PORTLAND, Ore. -- On Your Side Investigator Anna Canzano has uncovered a long list of complaints against a service many people's elderly parents or disabled riders use to get around.
She began looking into this after KATU News reported Thursday on a great-grandmother left at an abandoned building in Beaverton with no cellphone and no way of contacting her family.
The vehicles in question are marked and branded as TriMet buses or vans, but they're actually operated by drivers of the company First Transit based in Cleveland, Ohio. TriMet spokeswoman Mary Fetsch told Canzano the agency has contracted with First Transit since February 2011 to serve the elderly and disabled.
Fetsch also told Canzano via email another incident KATU News reported last July involved a First Transit driver -- a 58-year-old woman with cerebral palsy dropped at a hair salon in Portland. Her disability made it impossible for her to tell the driver she was supposed to go home, not to the hair salon.
Portland attorney Devin Robinson says it scares him to hear about situations like these.
"It's just a matter of responsibility and when you are putting the public at risk, it's just not right."
Robinson sued First Transit in 2012 on behalf of a woman who got hurt trying to get to the Burlington Coat Factory in Happy Valley. She too was riding one a lift bus.
"The driver missed the driveway and instead of doing what reasonable folks would do which would be to drive around the block or find a safe place to turn around, he decided to just hop it over the curb," said Robinson.
Canzano found 23 negligence or personal injury lawsuits filed against First Transit in Oregon. Another case involved a First Transit driver impatient with traffic hopping a curb and injuring a wheelchair-bound passenger onboard. Yet another involved a First Transit driver rear-ending someone because they were distracted by their communication with a dispatcher.
It's a pattern of problems Robinson believes should be exposed and addressed.
"I hope this is something (First Transit) will take a look at and make sure they're not putting already vulnerable members of the public at even further risk."
Fetsch told Canzano TriMet continually monitors the performance of First Transit related to safety, on-time performance and customer service, but has yet to respond to Canzano's questions about precisely how that monitoring takes place and whether a system is in place to do so.

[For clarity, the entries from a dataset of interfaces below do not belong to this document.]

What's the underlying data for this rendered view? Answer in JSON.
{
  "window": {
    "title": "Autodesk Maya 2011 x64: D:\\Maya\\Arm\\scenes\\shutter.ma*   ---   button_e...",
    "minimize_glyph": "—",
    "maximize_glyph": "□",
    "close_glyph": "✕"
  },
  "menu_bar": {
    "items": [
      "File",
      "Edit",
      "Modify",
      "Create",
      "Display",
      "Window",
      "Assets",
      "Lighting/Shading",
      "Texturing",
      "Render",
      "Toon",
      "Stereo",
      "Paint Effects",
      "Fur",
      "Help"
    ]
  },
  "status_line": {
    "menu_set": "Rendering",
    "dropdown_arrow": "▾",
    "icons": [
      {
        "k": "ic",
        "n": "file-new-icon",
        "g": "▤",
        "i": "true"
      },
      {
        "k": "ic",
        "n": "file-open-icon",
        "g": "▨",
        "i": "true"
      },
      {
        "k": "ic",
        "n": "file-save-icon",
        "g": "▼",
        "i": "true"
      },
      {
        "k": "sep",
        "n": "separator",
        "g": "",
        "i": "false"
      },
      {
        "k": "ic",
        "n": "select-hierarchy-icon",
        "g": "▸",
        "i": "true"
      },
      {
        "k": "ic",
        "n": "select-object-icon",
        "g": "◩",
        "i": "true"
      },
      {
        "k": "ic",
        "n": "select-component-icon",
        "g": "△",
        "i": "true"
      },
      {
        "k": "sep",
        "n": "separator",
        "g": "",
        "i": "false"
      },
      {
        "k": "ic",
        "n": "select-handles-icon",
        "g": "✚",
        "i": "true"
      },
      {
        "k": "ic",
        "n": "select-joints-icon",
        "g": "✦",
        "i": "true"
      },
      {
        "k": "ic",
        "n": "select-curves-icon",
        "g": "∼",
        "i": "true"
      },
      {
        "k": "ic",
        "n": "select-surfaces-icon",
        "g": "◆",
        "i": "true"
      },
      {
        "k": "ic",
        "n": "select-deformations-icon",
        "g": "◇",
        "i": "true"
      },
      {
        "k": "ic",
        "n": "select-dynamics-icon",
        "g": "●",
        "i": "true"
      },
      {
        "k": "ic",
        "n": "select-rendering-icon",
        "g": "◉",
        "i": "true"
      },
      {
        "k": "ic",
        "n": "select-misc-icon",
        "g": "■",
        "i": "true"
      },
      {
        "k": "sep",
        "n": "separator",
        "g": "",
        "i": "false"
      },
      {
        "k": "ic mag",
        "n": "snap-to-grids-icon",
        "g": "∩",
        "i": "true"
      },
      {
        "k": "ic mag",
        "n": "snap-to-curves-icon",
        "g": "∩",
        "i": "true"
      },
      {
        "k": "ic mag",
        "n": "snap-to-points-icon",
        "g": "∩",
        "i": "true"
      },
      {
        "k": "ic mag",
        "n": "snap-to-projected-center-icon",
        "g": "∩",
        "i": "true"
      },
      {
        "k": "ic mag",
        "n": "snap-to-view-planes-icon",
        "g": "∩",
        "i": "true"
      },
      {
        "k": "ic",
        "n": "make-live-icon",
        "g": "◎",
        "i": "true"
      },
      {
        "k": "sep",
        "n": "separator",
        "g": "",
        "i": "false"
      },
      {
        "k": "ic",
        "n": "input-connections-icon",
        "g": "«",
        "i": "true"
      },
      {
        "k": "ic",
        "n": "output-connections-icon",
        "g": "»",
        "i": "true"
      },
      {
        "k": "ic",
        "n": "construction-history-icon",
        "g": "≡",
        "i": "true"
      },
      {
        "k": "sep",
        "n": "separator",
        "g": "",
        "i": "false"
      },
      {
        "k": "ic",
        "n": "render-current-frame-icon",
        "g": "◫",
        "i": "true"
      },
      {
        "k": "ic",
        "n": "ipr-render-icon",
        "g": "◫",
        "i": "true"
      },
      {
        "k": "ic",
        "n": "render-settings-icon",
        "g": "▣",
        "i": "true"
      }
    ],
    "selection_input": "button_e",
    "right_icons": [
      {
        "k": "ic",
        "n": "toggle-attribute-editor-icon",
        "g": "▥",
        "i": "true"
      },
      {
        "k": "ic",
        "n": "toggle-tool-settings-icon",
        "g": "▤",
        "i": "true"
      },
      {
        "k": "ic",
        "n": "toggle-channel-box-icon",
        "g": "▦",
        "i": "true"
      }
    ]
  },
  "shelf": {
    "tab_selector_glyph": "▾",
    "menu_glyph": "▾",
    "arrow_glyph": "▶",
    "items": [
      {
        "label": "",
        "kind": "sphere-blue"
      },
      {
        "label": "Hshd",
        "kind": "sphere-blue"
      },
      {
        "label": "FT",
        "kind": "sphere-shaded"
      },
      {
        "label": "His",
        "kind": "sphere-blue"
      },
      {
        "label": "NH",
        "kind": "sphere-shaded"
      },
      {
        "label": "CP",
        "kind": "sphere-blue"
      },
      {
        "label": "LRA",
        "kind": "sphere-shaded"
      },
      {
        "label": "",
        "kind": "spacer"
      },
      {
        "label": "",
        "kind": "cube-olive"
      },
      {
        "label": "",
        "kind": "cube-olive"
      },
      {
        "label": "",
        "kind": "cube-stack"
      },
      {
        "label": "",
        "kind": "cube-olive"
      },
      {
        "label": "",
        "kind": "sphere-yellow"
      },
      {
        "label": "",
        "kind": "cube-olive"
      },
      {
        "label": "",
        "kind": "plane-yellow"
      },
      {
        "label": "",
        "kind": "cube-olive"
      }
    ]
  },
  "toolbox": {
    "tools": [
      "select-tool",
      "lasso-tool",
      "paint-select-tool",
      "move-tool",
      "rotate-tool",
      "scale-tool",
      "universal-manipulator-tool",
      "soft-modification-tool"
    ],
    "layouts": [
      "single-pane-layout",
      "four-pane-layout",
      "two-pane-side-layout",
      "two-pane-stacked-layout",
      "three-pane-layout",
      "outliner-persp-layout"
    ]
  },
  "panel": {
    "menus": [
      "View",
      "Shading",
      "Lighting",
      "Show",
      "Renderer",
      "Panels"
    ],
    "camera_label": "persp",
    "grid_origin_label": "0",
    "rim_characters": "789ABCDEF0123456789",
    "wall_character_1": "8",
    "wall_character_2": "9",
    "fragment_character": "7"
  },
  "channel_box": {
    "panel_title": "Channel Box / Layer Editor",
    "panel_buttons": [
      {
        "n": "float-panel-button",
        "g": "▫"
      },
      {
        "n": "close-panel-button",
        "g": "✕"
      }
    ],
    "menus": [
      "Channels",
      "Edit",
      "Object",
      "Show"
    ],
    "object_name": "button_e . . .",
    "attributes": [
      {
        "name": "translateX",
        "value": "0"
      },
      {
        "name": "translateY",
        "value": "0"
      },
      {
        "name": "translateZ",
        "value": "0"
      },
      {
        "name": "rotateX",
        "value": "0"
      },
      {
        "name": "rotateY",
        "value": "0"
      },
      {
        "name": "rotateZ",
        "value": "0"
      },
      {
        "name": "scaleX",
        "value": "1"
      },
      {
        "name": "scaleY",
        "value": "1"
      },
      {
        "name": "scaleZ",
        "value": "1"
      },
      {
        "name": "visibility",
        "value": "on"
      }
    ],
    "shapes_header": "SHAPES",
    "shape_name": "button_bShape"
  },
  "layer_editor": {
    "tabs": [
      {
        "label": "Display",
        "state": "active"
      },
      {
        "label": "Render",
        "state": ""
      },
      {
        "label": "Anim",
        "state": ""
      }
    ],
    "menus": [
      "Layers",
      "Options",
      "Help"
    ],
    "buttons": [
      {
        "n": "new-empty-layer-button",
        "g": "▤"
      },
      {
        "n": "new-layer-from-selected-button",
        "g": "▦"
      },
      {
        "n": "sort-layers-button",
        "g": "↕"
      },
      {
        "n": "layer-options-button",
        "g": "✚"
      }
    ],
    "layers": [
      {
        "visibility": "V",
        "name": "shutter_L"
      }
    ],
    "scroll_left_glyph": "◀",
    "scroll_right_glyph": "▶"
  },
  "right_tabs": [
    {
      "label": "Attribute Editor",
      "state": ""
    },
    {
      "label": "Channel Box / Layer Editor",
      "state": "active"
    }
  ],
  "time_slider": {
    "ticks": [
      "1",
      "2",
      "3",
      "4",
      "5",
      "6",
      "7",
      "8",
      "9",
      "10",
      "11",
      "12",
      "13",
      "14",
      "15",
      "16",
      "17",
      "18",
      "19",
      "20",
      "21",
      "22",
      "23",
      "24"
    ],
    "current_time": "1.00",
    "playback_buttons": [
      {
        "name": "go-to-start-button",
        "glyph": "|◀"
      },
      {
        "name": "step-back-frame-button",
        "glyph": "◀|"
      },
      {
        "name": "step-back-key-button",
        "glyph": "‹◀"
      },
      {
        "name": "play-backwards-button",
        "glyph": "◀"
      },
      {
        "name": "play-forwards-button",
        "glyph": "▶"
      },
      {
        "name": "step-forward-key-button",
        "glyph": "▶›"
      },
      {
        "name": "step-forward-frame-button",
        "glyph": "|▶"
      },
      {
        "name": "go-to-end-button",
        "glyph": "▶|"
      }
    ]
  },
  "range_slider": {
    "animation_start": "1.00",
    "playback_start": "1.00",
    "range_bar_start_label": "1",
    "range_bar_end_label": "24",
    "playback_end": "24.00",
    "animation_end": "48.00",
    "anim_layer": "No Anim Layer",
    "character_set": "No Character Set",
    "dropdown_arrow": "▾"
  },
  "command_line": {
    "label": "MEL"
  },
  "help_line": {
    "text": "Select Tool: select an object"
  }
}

First Transit spokeswoman Stephanie Creech told Canzano Friday via email the Beaverton incident involving the 92-year-old woman is the subject of an ongoing internal investigation but would not offer a timeline for the investigation. Creech also refused to release the driver's name or any details about the driver's performance record with the company.